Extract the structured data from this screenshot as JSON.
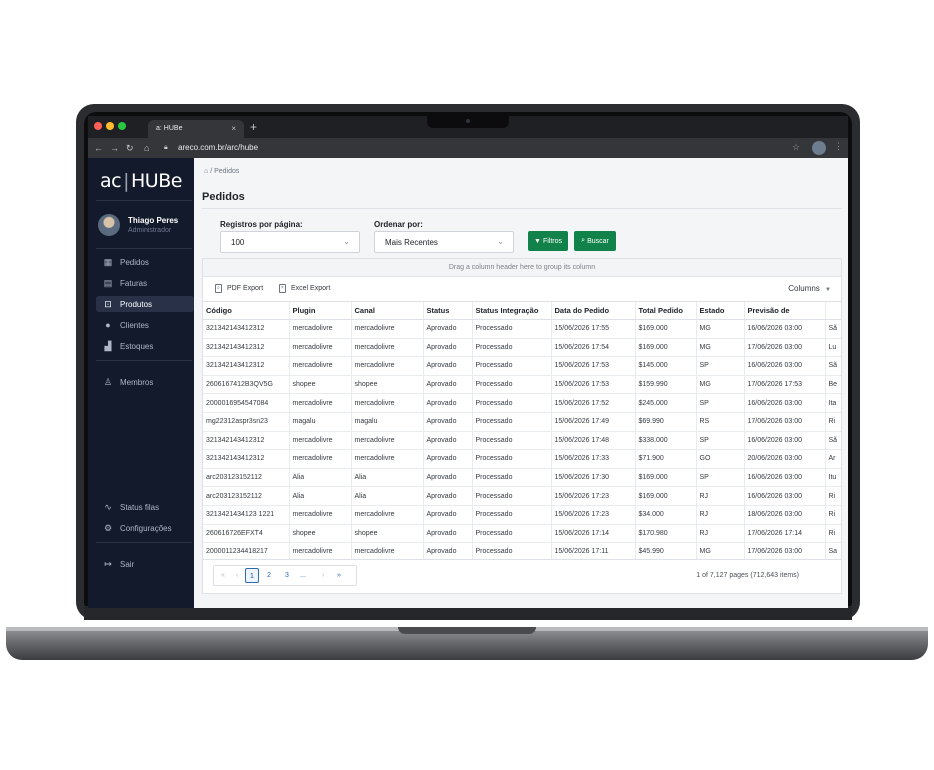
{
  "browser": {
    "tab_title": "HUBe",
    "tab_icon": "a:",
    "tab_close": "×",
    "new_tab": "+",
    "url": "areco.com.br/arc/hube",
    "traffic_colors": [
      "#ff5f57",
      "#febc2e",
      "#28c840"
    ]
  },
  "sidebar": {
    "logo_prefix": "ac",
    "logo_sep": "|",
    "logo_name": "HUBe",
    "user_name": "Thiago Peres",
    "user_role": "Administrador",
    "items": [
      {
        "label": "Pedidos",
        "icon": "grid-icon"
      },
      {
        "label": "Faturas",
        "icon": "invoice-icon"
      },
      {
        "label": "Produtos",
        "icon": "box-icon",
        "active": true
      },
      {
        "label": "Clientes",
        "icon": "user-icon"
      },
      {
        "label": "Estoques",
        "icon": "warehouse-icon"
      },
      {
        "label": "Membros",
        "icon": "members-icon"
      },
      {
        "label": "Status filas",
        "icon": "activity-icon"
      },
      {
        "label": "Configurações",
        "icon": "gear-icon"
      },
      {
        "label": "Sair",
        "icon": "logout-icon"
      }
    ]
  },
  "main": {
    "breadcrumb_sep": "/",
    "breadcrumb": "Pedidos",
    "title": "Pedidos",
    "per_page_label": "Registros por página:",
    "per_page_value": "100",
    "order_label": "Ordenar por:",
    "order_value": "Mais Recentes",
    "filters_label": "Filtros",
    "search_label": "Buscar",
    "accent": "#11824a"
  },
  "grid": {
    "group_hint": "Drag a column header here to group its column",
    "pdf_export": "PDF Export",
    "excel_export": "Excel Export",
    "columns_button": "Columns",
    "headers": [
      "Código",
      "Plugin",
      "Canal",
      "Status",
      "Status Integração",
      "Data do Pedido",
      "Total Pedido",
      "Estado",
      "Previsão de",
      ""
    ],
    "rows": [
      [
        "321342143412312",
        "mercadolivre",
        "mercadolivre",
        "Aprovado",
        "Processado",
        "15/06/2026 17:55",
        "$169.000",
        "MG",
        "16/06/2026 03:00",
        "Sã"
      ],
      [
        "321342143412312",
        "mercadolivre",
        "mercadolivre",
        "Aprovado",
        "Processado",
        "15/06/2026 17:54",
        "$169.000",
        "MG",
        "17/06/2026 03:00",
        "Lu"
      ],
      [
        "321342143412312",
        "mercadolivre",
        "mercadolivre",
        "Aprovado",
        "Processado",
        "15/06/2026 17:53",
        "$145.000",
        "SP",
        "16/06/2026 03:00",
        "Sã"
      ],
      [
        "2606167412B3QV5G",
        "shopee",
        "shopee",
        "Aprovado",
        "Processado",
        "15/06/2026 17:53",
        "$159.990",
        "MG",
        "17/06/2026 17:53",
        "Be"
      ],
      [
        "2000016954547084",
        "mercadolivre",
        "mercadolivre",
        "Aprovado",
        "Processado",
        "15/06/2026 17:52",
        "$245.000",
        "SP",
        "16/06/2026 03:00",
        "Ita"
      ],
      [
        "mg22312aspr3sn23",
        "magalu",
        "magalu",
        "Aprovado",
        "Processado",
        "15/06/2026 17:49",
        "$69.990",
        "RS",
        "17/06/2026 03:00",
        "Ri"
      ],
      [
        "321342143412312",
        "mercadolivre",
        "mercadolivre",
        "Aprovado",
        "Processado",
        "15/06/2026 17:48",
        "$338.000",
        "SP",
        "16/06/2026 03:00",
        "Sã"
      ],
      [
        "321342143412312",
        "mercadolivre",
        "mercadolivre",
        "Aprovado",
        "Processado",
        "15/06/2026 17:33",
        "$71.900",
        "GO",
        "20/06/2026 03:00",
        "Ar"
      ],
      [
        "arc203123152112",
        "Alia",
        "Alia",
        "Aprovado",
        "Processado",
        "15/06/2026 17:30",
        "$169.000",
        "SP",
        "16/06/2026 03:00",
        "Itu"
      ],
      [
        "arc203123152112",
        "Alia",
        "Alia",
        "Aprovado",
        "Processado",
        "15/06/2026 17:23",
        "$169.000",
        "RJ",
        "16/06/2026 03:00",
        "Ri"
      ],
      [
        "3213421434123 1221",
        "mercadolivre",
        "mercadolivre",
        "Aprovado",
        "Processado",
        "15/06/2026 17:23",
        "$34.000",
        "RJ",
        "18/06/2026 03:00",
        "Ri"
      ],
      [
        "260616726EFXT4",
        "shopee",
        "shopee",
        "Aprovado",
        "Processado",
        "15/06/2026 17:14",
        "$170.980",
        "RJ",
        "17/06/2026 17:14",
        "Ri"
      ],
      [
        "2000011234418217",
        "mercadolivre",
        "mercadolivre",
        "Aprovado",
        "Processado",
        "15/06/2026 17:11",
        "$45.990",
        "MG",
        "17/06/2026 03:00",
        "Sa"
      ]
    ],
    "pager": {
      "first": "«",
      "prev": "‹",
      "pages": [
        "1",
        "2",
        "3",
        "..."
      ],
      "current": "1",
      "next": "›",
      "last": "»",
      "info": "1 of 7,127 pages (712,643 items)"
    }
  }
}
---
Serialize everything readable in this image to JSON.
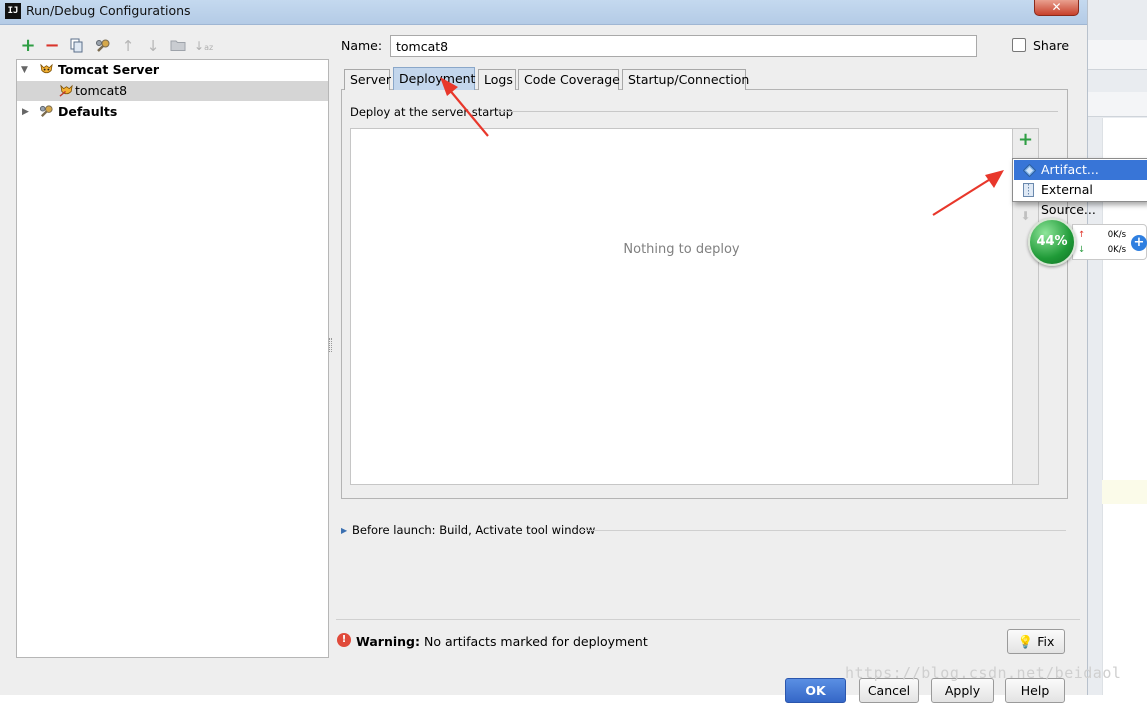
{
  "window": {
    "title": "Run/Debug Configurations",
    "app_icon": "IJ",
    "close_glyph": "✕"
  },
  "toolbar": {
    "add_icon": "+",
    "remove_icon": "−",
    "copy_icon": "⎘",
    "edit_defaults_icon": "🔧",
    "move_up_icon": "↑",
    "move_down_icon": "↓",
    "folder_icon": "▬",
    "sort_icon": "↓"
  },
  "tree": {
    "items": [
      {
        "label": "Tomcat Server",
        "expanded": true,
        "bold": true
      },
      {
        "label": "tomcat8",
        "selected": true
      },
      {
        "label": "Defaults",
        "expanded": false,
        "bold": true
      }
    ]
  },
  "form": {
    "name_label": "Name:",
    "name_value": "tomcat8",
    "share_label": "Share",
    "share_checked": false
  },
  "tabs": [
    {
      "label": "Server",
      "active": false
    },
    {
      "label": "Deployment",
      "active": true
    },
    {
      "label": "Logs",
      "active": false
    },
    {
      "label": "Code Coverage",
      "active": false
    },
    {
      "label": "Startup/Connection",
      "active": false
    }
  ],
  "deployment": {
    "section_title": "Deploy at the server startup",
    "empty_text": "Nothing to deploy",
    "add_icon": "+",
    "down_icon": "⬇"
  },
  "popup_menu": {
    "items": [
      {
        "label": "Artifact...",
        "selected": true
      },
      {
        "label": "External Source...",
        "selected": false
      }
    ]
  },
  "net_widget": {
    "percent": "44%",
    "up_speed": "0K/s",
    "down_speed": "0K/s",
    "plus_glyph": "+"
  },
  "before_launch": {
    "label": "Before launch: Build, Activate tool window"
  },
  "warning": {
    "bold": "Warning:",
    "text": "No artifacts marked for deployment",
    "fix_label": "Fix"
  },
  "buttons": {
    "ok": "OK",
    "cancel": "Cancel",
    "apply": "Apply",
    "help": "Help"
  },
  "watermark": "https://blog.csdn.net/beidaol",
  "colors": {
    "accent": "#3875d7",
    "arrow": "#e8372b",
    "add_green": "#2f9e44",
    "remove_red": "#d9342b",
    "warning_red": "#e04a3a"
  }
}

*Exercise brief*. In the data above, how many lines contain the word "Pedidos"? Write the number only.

*Solution for this task*. 3